Tight jobs market in Japan keeps upward pressure on wages
Japan’s labour market showed further signs of tightening in October, signalling an upward pressure on wages.
In October, the job-to-applicants ratio climbed to 1.35, which meant there were 135 jobs offered for every 100 applicants, marking a slight increase from 134 positions a month earlier.
“The labour market is certainly tightening, but if you look at the details, you see many openings in the service sector whose pay scale is low,” said economist Takeshi Minami at Norinchukin Research Institute.
“In that sector, wage growth will be big in terms of percentage figures, but to get a 3% raise in the entire labour market, you’d need nearly a 5% raise in the spring wage negotiations including regular pay hikes,” Minami added, reported Bloomberg.
READ: Japan’s top business lobby urges firms to raise wages
The government is already making efforts to push up wages. Last month, Prime Minister Fumio Kishida announced a 71.6 trillion yen (US$518.7 billion) economic stimulus package, which includes incentives for businesses to increase wages and help support the economy, on top of anti-inflationary measures.

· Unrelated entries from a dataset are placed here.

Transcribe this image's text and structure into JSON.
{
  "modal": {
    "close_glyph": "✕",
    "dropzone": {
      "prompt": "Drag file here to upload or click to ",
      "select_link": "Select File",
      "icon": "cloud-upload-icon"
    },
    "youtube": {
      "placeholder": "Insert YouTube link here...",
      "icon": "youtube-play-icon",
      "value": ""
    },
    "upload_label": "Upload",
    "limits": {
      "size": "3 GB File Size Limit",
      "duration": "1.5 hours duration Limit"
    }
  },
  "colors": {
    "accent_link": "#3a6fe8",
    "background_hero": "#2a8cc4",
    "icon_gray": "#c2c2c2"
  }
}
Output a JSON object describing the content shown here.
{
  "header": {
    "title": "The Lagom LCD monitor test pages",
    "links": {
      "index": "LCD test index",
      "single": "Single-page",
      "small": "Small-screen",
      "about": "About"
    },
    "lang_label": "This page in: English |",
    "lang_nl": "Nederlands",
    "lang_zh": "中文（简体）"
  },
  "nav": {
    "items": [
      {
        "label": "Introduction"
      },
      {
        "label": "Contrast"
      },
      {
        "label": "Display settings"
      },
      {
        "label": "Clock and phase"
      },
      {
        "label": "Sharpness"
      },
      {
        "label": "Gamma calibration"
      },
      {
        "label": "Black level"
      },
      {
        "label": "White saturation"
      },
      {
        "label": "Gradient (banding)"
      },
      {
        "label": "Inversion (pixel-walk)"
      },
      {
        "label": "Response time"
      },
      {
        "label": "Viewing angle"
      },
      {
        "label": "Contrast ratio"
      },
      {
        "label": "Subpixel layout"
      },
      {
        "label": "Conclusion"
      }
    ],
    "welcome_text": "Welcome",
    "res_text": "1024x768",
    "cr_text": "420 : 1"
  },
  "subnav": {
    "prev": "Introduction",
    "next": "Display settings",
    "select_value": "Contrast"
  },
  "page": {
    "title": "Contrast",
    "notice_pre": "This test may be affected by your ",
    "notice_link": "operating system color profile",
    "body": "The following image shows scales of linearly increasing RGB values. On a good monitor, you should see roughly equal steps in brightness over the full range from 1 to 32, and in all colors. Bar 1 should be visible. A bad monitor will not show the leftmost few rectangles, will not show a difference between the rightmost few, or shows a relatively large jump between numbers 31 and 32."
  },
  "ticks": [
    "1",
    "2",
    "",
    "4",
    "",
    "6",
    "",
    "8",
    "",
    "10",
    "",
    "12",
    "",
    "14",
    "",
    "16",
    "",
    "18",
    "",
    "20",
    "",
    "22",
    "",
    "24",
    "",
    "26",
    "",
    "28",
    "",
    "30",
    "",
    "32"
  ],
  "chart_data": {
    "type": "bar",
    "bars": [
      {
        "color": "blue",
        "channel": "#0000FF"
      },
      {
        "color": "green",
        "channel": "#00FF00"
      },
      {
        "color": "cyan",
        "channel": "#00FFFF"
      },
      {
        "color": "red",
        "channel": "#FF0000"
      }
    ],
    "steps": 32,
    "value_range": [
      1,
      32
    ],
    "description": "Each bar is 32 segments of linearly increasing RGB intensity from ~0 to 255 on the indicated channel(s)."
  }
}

Keidanren, the country’s top business lobby, has also called on member companies to raise the wages of their employees to offset rising prices.